The victim of a heart attack, the Iraqi-born British architect Zaha Hadid, died in 2016 at the age of 65. Hadid, a Pritzker Prize winner in 2004, and her architectural studio were the main designers of the Zorrotzaurre Master Plan, both the 2004 original version and the review and up-dated plan of 2007, which included the opening up of Bilbao’s Deusto canal to turn the Zorrotzaurre peninsula into an island.
Although it is the Guggenheim that receives much of the initial attention from visitors, Bilbao’s other unique cultural attractions are also impressive. These include the Bilbao Fine Arts Museum, offering classical, contemporary, and Basque art in a beautiful modern building; the Basque Museum’s interesting collection; the historic Arriaga Theatre offers theatre and opera performances; the Bilbao Symphony Orchestra at Palacio Euskalduna; and Casco Viejo (Old Town), where the bustling crowds in the Mercado de la Ribera’s early morning fish, meat and produce market confirms Bilbao’s dedication to eating fresh food.
Estadio San Mames is the oldest (1913) soccer stadium in Spain and, according to many residents, the city’s true heart and soul. A revitalized and redesigned San Mames opened in 2013, and was built on the same site as the old stadium, continuing its legacy of being one of football’s most revered sports grounds, living up to the nickname it inherited: The Cathedral. Its modern and innovative architecture, as well as its classic location, means that its 53,000 spectators have an authentic Bilbao football experience. Winner of the ‘Sports’ category at the 2015 World Architecture Festival and Venue of the Year at the 2017 World Football Summit, the new San Mamés has become an icon in the city. Athletic-Bilbao’s stadium retail store is open daily, so visitors can buy a red and white striped scarf or shirt and be welcomed in almost any Bilbao bar.

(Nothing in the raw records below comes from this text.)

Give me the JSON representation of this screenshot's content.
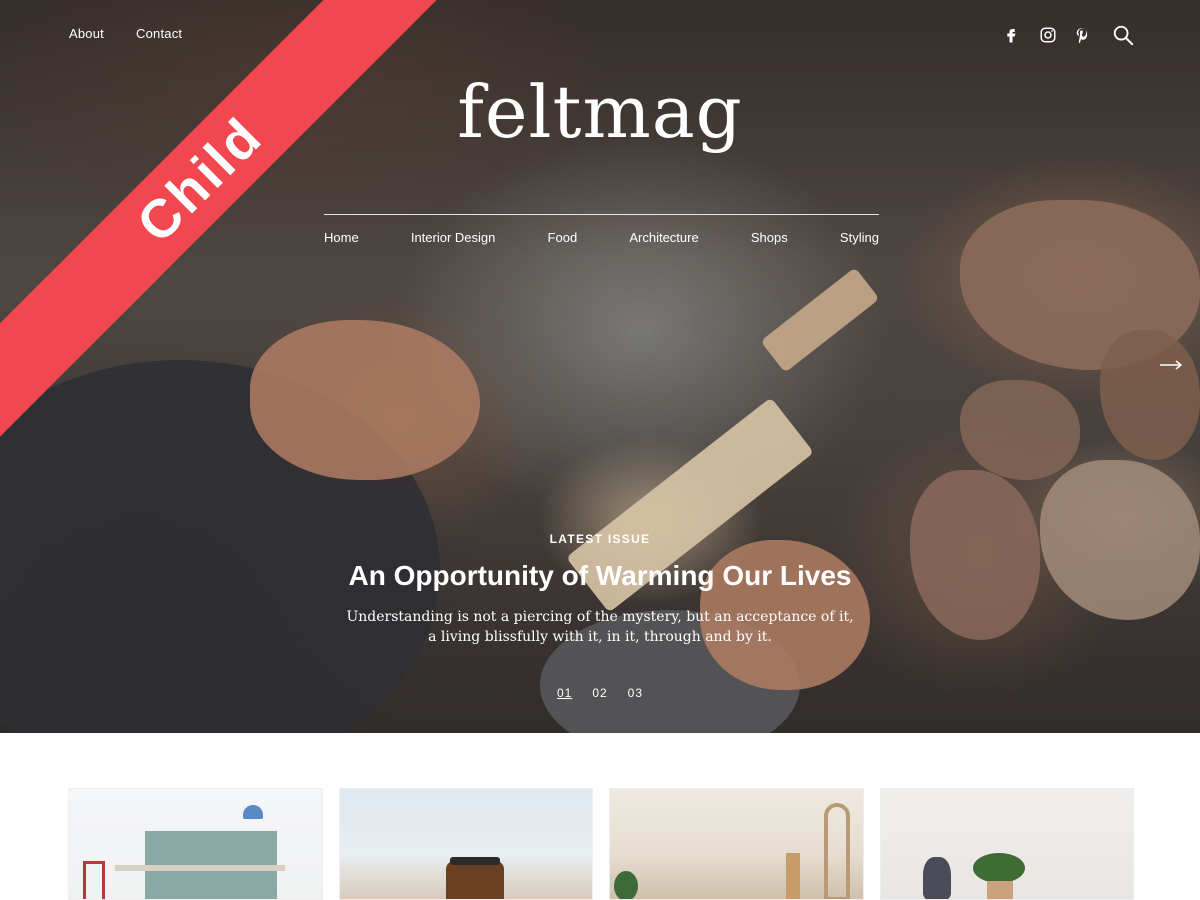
{
  "top_nav": {
    "about": "About",
    "contact": "Contact"
  },
  "social_icons": [
    "facebook-icon",
    "instagram-icon",
    "pinterest-icon",
    "search-icon"
  ],
  "logo": "feltmag",
  "main_nav": [
    "Home",
    "Interior Design",
    "Food",
    "Architecture",
    "Shops",
    "Styling"
  ],
  "ribbon": "Child",
  "hero": {
    "kicker": "LATEST ISSUE",
    "title": "An Opportunity of Warming Our Lives",
    "excerpt_line1": "Understanding is not a piercing of the mystery, but an acceptance of it,",
    "excerpt_line2": "a living blissfully with it, in it, through and by it.",
    "slides": [
      "01",
      "02",
      "03"
    ],
    "active_slide": "01"
  },
  "colors": {
    "ribbon": "#f2474f",
    "text_on_hero": "#ffffff"
  }
}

Plaza Nueva, a large, arcaded, Neoclassical square built in 1821 is filled most nights with families, young kids kicking soccer balls, and with almost everyone else participating in the age-old Basque tradition of going from bar to bar with friends, having small glasses of wine at each stop. Many of Plaza Nueva’s “pintxo” (tapas) bars are sheltered within the 189 year-old arches around the square.
The magnificent Basque countryside is just beyond the city limits, easily reached by rental car, or with the modern Metro system, which goes all the way to the Atlantic coast in about 30 minutes. The upscale residential and shopping area of Getxo is a good destination for lunch, or an afternoon of golf at a course overlooking the sea. A slightly longer auto trip will lead into the mountains and valleys of Vizcaya Province, where wineries and historic Basque villages provide great off-the-beaten path adventures.